The BAK 2019/2020 Fellows gathered at BAK in Utrecht for their first of seven Fellows Intensives together. Throughout the week, the Fellows presented their work, motivations, and research; learned about BAK, Utrecht, and each other; ate meals together; planned activities; found unlikely and motivating places of connection; imagined possibilities; shared references, pieces, and publications; met […]

Shela Sheikh: Colonialism, Cultivation, and Nonhuman Witnessing

As part of the Fellowship weekly intensive in November 2017, Fellow Luigi Coppola convenes a number of discussions including a seminar with lecturer and researcher Shela Sheikh on 24 November 2017 to talk about colonialism, cultivation and nonhuman witnessing and resistance to the colonial mode of organizing, appropriating and extracting value. In the afternoon session […]
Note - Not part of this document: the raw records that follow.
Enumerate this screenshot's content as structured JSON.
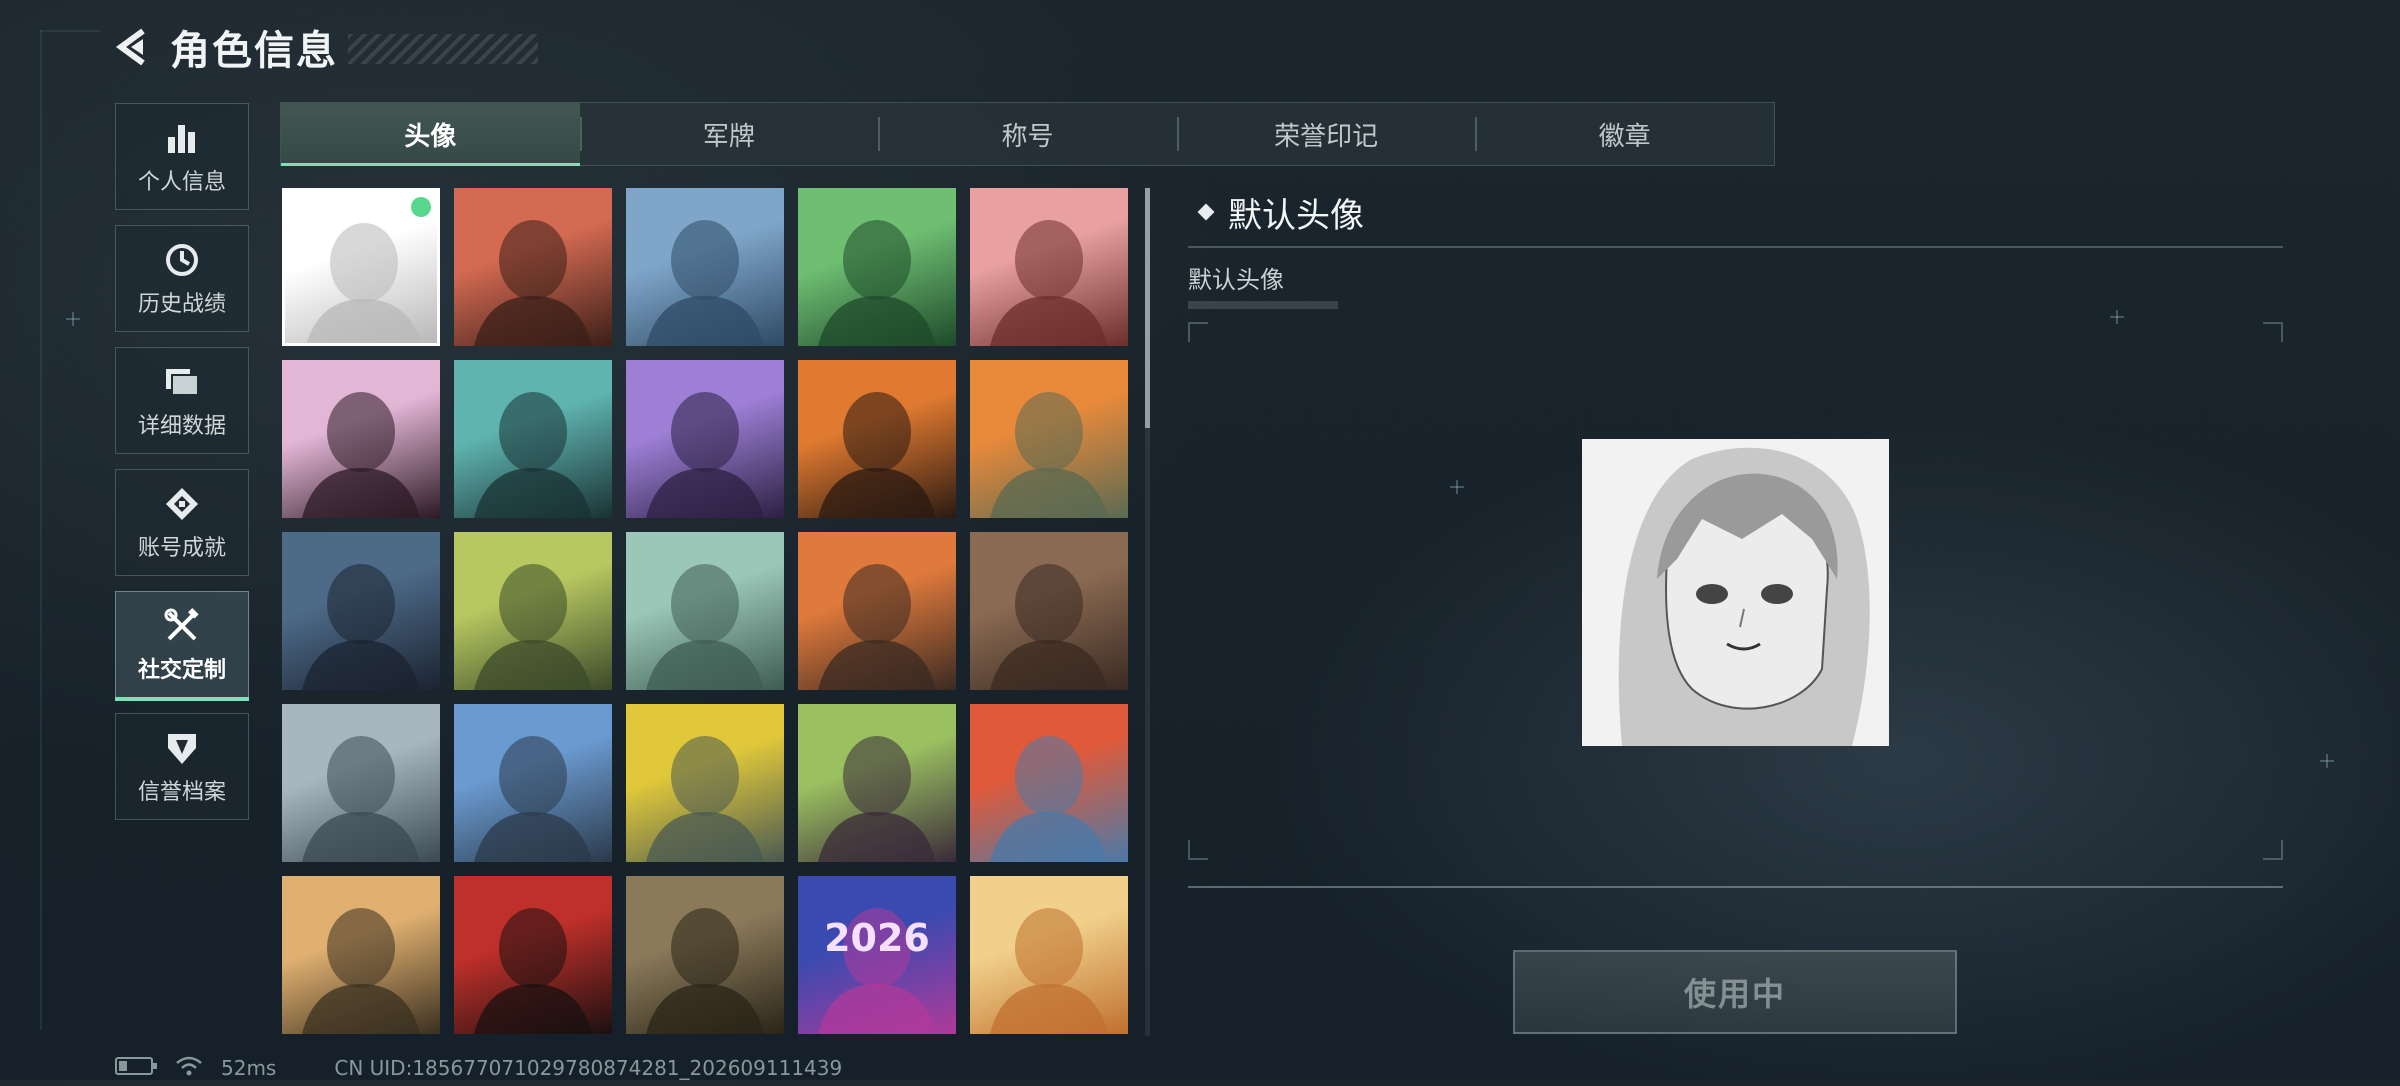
{
  "header": {
    "title": "角色信息"
  },
  "sidebar": {
    "items": [
      {
        "label": "个人信息",
        "icon": "bar-chart-icon"
      },
      {
        "label": "历史战绩",
        "icon": "clock-icon"
      },
      {
        "label": "详细数据",
        "icon": "folder-icon"
      },
      {
        "label": "账号成就",
        "icon": "achievement-icon"
      },
      {
        "label": "社交定制",
        "icon": "tools-icon",
        "active": true
      },
      {
        "label": "信誉档案",
        "icon": "reputation-icon"
      }
    ]
  },
  "tabs": [
    {
      "label": "头像",
      "active": true
    },
    {
      "label": "军牌"
    },
    {
      "label": "称号"
    },
    {
      "label": "荣誉印记"
    },
    {
      "label": "徽章"
    }
  ],
  "avatars": [
    {
      "name": "default-avatar",
      "colors": [
        "#ffffff",
        "#b8b8b8"
      ],
      "selected": true,
      "equipped": true
    },
    {
      "name": "soldier-cap-avatar",
      "colors": [
        "#d46a52",
        "#3a1f18"
      ]
    },
    {
      "name": "pilot-avatar",
      "colors": [
        "#7fa6c9",
        "#2e4a66"
      ]
    },
    {
      "name": "headset-man-avatar",
      "colors": [
        "#6fbf73",
        "#1e4a2a"
      ]
    },
    {
      "name": "helmet-soldier-avatar",
      "colors": [
        "#e8a0a0",
        "#6b2e2a"
      ]
    },
    {
      "name": "pink-hair-avatar",
      "colors": [
        "#e3b6d6",
        "#2b1a24"
      ]
    },
    {
      "name": "bearded-man-avatar",
      "colors": [
        "#5fb4b0",
        "#1a3234"
      ]
    },
    {
      "name": "purple-girl-avatar",
      "colors": [
        "#9d7fd6",
        "#2c2042"
      ]
    },
    {
      "name": "masked-man-avatar",
      "colors": [
        "#e07a30",
        "#2a1a12"
      ]
    },
    {
      "name": "heavy-soldier-avatar",
      "colors": [
        "#e98a3a",
        "#5a6a52"
      ]
    },
    {
      "name": "sniper-rifle-avatar",
      "colors": [
        "#4d6a88",
        "#1b2330"
      ]
    },
    {
      "name": "exit-door-avatar",
      "colors": [
        "#b8c860",
        "#3b4a2a"
      ]
    },
    {
      "name": "way-out-sign-avatar",
      "colors": [
        "#9ac7b8",
        "#3f5c52"
      ]
    },
    {
      "name": "feather-avatar",
      "colors": [
        "#e07a3c",
        "#3a2a22"
      ]
    },
    {
      "name": "scales-emblem-avatar",
      "colors": [
        "#8a6a52",
        "#3a2a22"
      ]
    },
    {
      "name": "mountain-explorer-avatar",
      "colors": [
        "#a8b6c0",
        "#3b4a52"
      ]
    },
    {
      "name": "archer-avatar",
      "colors": [
        "#6a9ad0",
        "#2b3a4a"
      ]
    },
    {
      "name": "alligator-sign-avatar",
      "colors": [
        "#e0c83a",
        "#4a5a52"
      ]
    },
    {
      "name": "zombie-reader-avatar",
      "colors": [
        "#9ac060",
        "#3a2a3a"
      ]
    },
    {
      "name": "monkey-reader-avatar",
      "colors": [
        "#e05a3a",
        "#4a7aa8"
      ]
    },
    {
      "name": "pyramid-selfie-avatar",
      "colors": [
        "#e0b070",
        "#3a3020"
      ]
    },
    {
      "name": "red-mask-avatar",
      "colors": [
        "#c0302a",
        "#1a1010"
      ]
    },
    {
      "name": "armored-soldier-avatar",
      "colors": [
        "#8a7a5a",
        "#2a2418"
      ]
    },
    {
      "name": "fireworks-2026-avatar",
      "colors": [
        "#3a4ab0",
        "#b03a9a"
      ],
      "text": "2026"
    },
    {
      "name": "hotpot-avatar",
      "colors": [
        "#f0d08a",
        "#c07030"
      ]
    }
  ],
  "detail": {
    "title": "默认头像",
    "subtitle": "默认头像",
    "button_label": "使用中"
  },
  "status": {
    "ping": "52ms",
    "uid": "CN UID:18567707102978087428​1_202609111439"
  },
  "colors": {
    "accent": "#7ee0b6",
    "background": "#18222a"
  }
}
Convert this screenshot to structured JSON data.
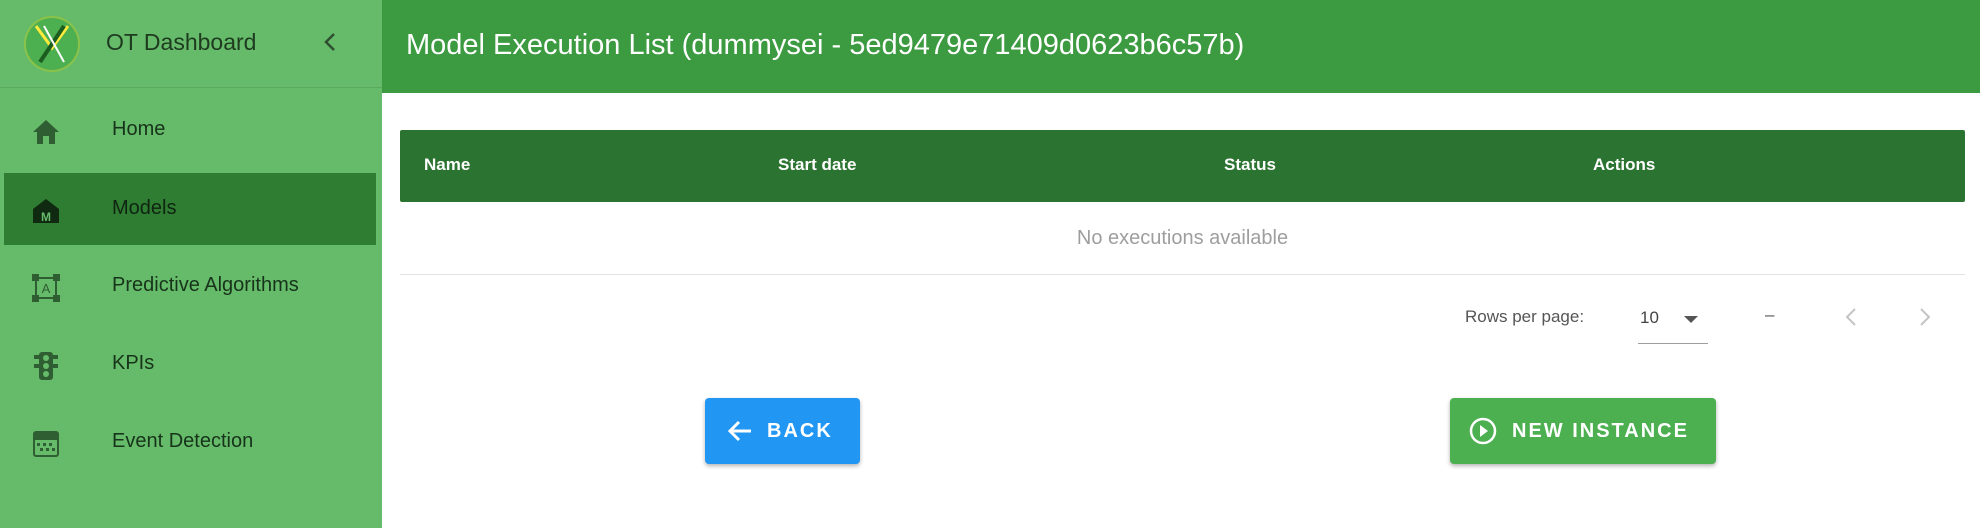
{
  "app": {
    "title": "OT Dashboard"
  },
  "sidebar": {
    "items": [
      {
        "label": "Home",
        "icon": "home-icon",
        "active": false
      },
      {
        "label": "Models",
        "icon": "model-building-icon",
        "active": true
      },
      {
        "label": "Predictive Algorithms",
        "icon": "algorithm-frame-icon",
        "active": false
      },
      {
        "label": "KPIs",
        "icon": "traffic-light-icon",
        "active": false
      },
      {
        "label": "Event Detection",
        "icon": "event-grid-icon",
        "active": false
      }
    ]
  },
  "header": {
    "title": "Model Execution List (dummysei - 5ed9479e71409d0623b6c57b)"
  },
  "table": {
    "columns": [
      "Name",
      "Start date",
      "Status",
      "Actions"
    ],
    "empty_message": "No executions available"
  },
  "pagination": {
    "rows_per_page_label": "Rows per page:",
    "rows_per_page_value": "10",
    "range": "–"
  },
  "buttons": {
    "back": "BACK",
    "new_instance": "NEW INSTANCE"
  },
  "colors": {
    "sidebar": "#66bb6a",
    "sidebar_active": "#2e7d32",
    "header": "#3c9a40",
    "table_header": "#2b7330",
    "back_button": "#2196f3",
    "new_button": "#4caf50"
  }
}
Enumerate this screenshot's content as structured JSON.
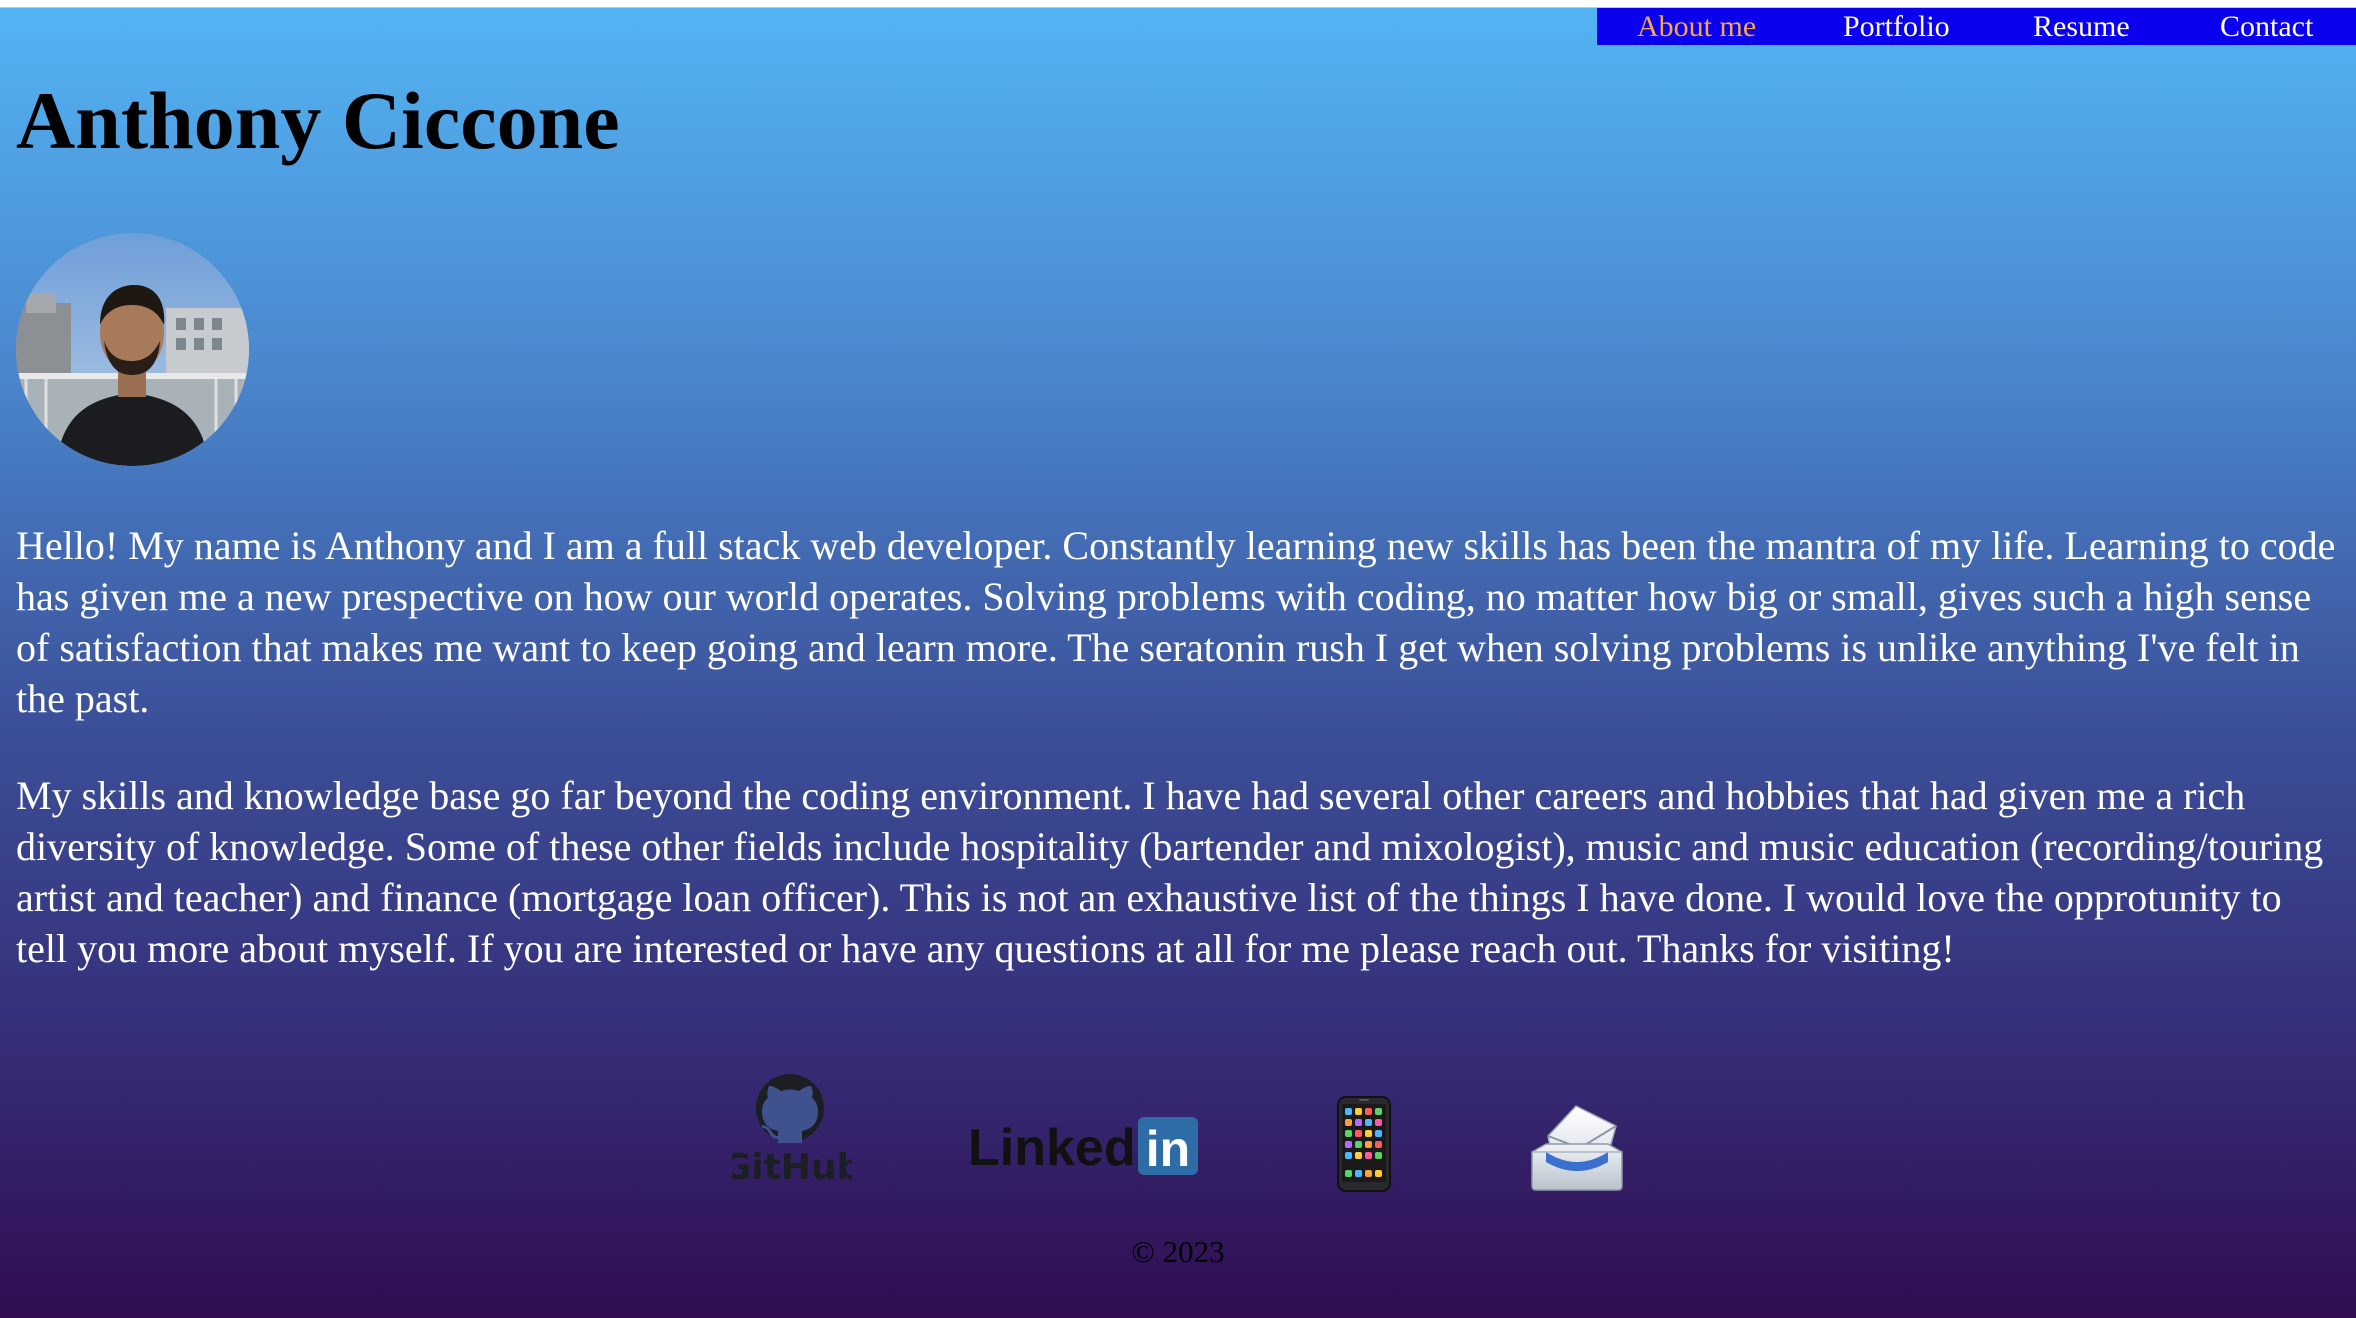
{
  "nav": {
    "items": [
      {
        "label": "About me",
        "active": true
      },
      {
        "label": "Portfolio",
        "active": false
      },
      {
        "label": "Resume",
        "active": false
      },
      {
        "label": "Contact",
        "active": false
      }
    ],
    "background": "#0a00ee",
    "active_color": "#f7a64c"
  },
  "header": {
    "title": "Anthony Ciccone"
  },
  "about": {
    "paragraphs": [
      "Hello! My name is Anthony and I am a full stack web developer. Constantly learning new skills has been the mantra of my life. Learning to code has given me a new prespective on how our world operates. Solving problems with coding, no matter how big or small, gives such a high sense of satisfaction that makes me want to keep going and learn more. The seratonin rush I get when solving problems is unlike anything I've felt in the past.",
      "My skills and knowledge base go far beyond the coding environment. I have had several other careers and hobbies that had given me a rich diversity of knowledge. Some of these other fields include hospitality (bartender and mixologist), music and music education (recording/touring artist and teacher) and finance (mortgage loan officer). This is not an exhaustive list of the things I have done. I would love the opprotunity to tell you more about myself. If you are interested or have any questions at all for me please reach out. Thanks for visiting!"
    ]
  },
  "links": {
    "github_logo_text": "GitHub",
    "linkedin_logo_text": "Linked",
    "linkedin_badge_text": "in",
    "icons": [
      "github-icon",
      "linkedin-icon",
      "phone-icon",
      "mail-icon"
    ]
  },
  "footer": {
    "copyright": "© 2023"
  },
  "colors": {
    "gradient_top": "#53b4f3",
    "gradient_bottom": "#300d50",
    "text": "#ffffff",
    "linkedin_blue": "#2d6ca6"
  }
}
Staring with Equality: Interview with Wendelien van Oldenborgh

Wendelien van Oldenborgh visited Japan in late 2017 to participate in “MOT Satellite 2017 Fall – Connecting Scapes,” organized at various locations by the Museum of Contemporary Art Tokyo. Her work was exhibited at the Arts and Science Lab at Tokyo University of the Arts Ueno Campus, where she also held a screening and talk […]

Publications